Commissioners, is that what you hear? That is certainly not what I hear.
Perhaps, commissioners, you hear whispers that are closer to those that I hear.
Perhaps you hear whispers that sound like:
The renewable energy cost declines we have experienced over the last decade will continue. The international community, as agreed to in Paris, will insist that the fossil fuel age must be over by mid-century. Natural gas is as bad for the environment as coal. Climate change is a real, human caused threat that will become a huge issue for people as severe storms, droughts, weird weather, and sea level rise become more prevalent. Conservatives will come to see that environmental stewardship and market based clean energy solutions are core principles. There will be bi-partisan support for a quick transition to renewable energy. There will be greater and greater demand to put a price on carbon. The public will be energized to move us away from fossil fuels and there will be greater and greater effort from individuals, businesses, local government, and faith communities to become more energy efficient, slowing the growth in electricity demand even more.
So before you make a decision in this case I challenge you to imagine the future. Close your eyes and visualize what it will be like 20 or 30 years from now. Which of these visions are most likely, the vision of the past returning or the vision of humanity being challenged to use all its productivity and innovative capacity to rid itself of fossil fuels?
And I can tell you that if we are on the cusp of a major transition away from fossil fuels, then the future will not look kindly on overbuilding on this plant. Here’s what I think will happen in that case:
Carbon emissions will be priced to the extent that it will not be economic to run this plant. The short run marginal cost of running the plant will exceed the long run cost of wind and solar with storage. The plant will be effectively obsolete before it is many years into its expected useful life. It will become the energy equivalent of no stars from the past visiting the field of dreams.
So building anything more than the minimum required is just too risky. So if you think the status quo will hold, then adopt staff’s recommendations., but if you see a vision of monumental change, as I do, then please go further. Do what you can to keep Duke from overbuilding.
As staff recommends, please approve ending the use of coal at Lake Julian.
As staff recommends, please deny Duke’s request to approve the contingent CT.
As staff recommends, insist that Duke report annually on progress to reduce peak load growth and to site solar capacity.
But go further than staff and insist that Duke work with customers to develop a WNC-specific addendum to its biennial IRP. This IRP should include the preferred strategy to meet future WNC needs without the contingent CT, including peak load reductions, solar, and storage, along with wind and hydro power. And go further than staff and deny Duke’ request for 2 280 MW units.
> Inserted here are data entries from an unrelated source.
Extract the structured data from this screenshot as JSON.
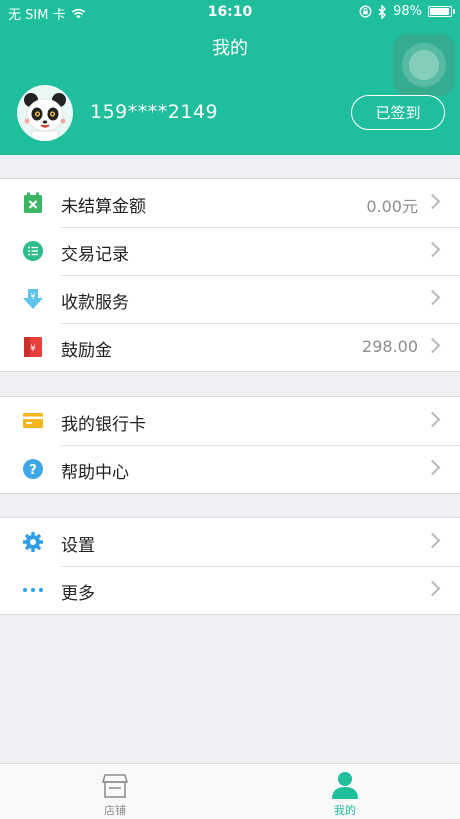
{
  "status_bar": {
    "carrier": "无 SIM 卡",
    "time": "16:10",
    "battery": "98%"
  },
  "header": {
    "title": "我的",
    "phone": "159****2149",
    "signin_label": "已签到"
  },
  "colors": {
    "brand": "#1fbe9c",
    "tab_active": "#1fbe9c",
    "tab_inactive": "#8e8e93"
  },
  "groups": [
    {
      "items": [
        {
          "icon": "calendar-x-icon",
          "label": "未结算金额",
          "value": "0.00元"
        },
        {
          "icon": "list-icon",
          "label": "交易记录",
          "value": ""
        },
        {
          "icon": "download-yen-icon",
          "label": "收款服务",
          "value": ""
        },
        {
          "icon": "red-envelope-icon",
          "label": "鼓励金",
          "value": "298.00"
        }
      ]
    },
    {
      "items": [
        {
          "icon": "bank-card-icon",
          "label": "我的银行卡",
          "value": ""
        },
        {
          "icon": "help-icon",
          "label": "帮助中心",
          "value": ""
        }
      ]
    },
    {
      "items": [
        {
          "icon": "gear-icon",
          "label": "设置",
          "value": ""
        },
        {
          "icon": "more-dots-icon",
          "label": "更多",
          "value": ""
        }
      ]
    }
  ],
  "tabbar": {
    "tabs": [
      {
        "label": "店铺",
        "icon": "store-icon"
      },
      {
        "label": "我的",
        "icon": "person-icon",
        "active": true
      }
    ]
  }
}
Tell them that you will only approve natural gas units that are no larger than the coal units they will replace.
Commissioners, please tell Duke to look to a future where fossil fuels will be phased out by mid-century, and ask them to plan accordingly.